With the 2020-21 NHL season starting Wednesday, NHL.com is taking a look at the top five storylines in each of the four realigned divisions. Today, the Discover Central Division, which includes the Carolina Hurricanes, Chicago Blackhawks, Columbus Blue Jackets, Dallas Stars, Detroit Red Wings, Florida Panthers, Nashville Predators and Tampa Bay Lightning.
The Lightning headline the Central. They’re the defending Stanley Cup champions, and this division includes two teams with which they have history in the Stanley Cup Playoffs: the Stars and Blue Jackets.
“Pretty excited to see if we can defend our title,” Tampa Bay coach Jon Cooper said. “The only way you can defend your title is you have to get to the playoffs, so we’re pretty focused on these 56 games coming up.”
1. Stanley Cup Final rematch
The Lightning defeated the Stars in six games in the Stanley Cup Final last season. Now they will play each other eight times, beginning Jan. 17 at Tampa Bay. The teams that played for the Cup haven’t been in the same division the following season since 1980-81, when the New York Islanders and Philadelphia Flyers were in the Patrick Division after the Islanders defeated the Flyers in six games in the 1980 Cup Final. But even then, when the NHL had 21 teams, not 31, and the regular season was 80 games, not a pandemic-shortened 56, they played each other four times, not eight. If you’re forward Joe Pavelski, you’re particularly motivated. You chose Dallas over Tampa Bay as an unrestricted free agent July 1, 2019.

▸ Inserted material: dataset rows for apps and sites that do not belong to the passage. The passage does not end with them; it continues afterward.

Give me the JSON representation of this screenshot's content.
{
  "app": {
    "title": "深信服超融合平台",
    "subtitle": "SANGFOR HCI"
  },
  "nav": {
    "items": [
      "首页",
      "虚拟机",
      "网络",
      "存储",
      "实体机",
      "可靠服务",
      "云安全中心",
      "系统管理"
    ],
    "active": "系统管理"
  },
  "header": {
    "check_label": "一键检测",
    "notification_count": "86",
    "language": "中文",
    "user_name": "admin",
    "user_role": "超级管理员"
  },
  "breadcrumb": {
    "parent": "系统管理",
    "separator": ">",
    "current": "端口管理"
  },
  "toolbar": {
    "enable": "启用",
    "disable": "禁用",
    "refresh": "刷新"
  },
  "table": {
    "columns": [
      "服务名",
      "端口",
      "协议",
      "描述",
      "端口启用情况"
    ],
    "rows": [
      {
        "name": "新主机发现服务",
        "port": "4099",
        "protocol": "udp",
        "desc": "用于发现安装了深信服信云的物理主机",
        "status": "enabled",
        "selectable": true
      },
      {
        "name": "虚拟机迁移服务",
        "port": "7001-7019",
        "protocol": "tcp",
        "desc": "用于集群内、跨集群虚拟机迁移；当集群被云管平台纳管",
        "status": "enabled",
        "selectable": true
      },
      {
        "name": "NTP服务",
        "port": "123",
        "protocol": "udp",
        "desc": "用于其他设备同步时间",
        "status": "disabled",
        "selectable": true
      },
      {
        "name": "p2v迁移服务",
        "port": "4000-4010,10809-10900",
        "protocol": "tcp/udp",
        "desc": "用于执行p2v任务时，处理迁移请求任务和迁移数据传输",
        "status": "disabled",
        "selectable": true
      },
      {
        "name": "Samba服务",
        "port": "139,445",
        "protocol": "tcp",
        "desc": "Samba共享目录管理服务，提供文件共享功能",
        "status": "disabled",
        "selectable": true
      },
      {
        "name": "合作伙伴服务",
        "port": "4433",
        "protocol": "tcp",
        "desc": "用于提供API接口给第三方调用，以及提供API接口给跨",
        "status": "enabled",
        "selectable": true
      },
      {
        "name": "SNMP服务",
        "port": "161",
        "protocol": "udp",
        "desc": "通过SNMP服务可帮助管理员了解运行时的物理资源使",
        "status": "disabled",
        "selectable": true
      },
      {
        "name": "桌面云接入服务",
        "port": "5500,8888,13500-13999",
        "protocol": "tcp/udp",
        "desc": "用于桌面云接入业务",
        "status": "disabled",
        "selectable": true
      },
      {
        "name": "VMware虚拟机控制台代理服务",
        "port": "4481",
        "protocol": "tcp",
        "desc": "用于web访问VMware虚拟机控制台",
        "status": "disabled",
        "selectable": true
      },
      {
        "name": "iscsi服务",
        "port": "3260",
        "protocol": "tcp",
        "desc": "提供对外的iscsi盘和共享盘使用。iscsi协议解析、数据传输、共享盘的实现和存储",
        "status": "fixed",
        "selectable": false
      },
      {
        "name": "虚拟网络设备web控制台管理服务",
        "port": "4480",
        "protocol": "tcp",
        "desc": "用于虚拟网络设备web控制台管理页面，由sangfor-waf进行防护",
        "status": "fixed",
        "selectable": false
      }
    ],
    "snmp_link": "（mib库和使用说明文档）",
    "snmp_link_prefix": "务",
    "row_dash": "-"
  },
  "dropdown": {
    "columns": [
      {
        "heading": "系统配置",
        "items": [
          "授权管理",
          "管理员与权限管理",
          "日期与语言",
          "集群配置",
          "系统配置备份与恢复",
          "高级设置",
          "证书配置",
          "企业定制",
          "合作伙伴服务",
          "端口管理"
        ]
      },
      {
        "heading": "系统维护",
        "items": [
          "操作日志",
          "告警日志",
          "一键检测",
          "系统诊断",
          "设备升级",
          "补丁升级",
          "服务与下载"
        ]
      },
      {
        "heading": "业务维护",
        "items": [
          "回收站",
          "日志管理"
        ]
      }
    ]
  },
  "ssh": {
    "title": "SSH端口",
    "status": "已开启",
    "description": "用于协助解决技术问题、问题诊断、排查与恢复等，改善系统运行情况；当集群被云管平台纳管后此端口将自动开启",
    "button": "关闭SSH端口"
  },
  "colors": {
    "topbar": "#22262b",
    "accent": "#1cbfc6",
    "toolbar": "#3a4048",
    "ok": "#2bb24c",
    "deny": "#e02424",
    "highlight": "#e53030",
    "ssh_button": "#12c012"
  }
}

2. These guys again?
The Lightning had one of the best regular seasons in NHL history in 2018-19. They won 62 games, tied for the NHL record with the 1995-96 Red Wings, and won the Presidents’ Trophy with 128 points, four shy of the NHL record held by the 1976-77 Montreal Canadiens. And then? They were swept in the Eastern Conference First Round by the Blue Jackets. They had to play the Blue Jackets in the first round again last season, and though they got their revenge by defeating them in five games, it was more epic than easy. Four games were decided by one goal. Game 5 went to overtime. Game 1 went five overtimes.
3. High Q rating
When Joel Quenneville returned to Chicago on Jan. 21, 2020, he received a thunderous standing ovation at United Center. There was lots of love, because he had coached the Blackhawks to the Stanley Cup in 2010, 2013 and 2015, and no hate, because his new team was in the Eastern Conference (Chicago was in the West). Well, now the Panthers are a division rival, and he’s trying to build them in the Blackhawks’ image. After Quenneville took over in Florida, Chicago captain Jonathan Toews said, “There’s a lot of potential there. You’ve got a young, excited group like that that wants to get to the playoffs, play playoff hockey. Joel knows what to do from there.”
4. Return of the Red Wings
When the NHL realigned in 2013-14, the Red Wings moved from the Central Division in the Western Conference to the Atlantic Division in the East. As a result, they left the Blackhawks, their longtime rivals dating to days of the Norris Division and even the Original Six, as well as the Blue Jackets and Predators. Now all these rivalries can be reignited, at least for a season, and throw in the Hurricanes and Stars too. The Red Wings defeated the Hurricanes in five games in the 2002 Stanley Cup Final. In 1998 and 2008, Detroit had to go through Dallas on its way to the Cup, defeating the Stars in six games in the Western Conference Final each time.
5. Hurricanes coming
The Hurricanes are one of two teams to come from the Metropolitan Division, along with the Blue Jackets, and they haven’t played any of these teams in the playoffs recently, so they don’t necessarily have a natural rival here. But this one-time format could create rivalries that didn’t exist before. Carolina is a team looking to take the next step and earn respect. What better way than to play the 2020 Stanley Cup finalists eight times each?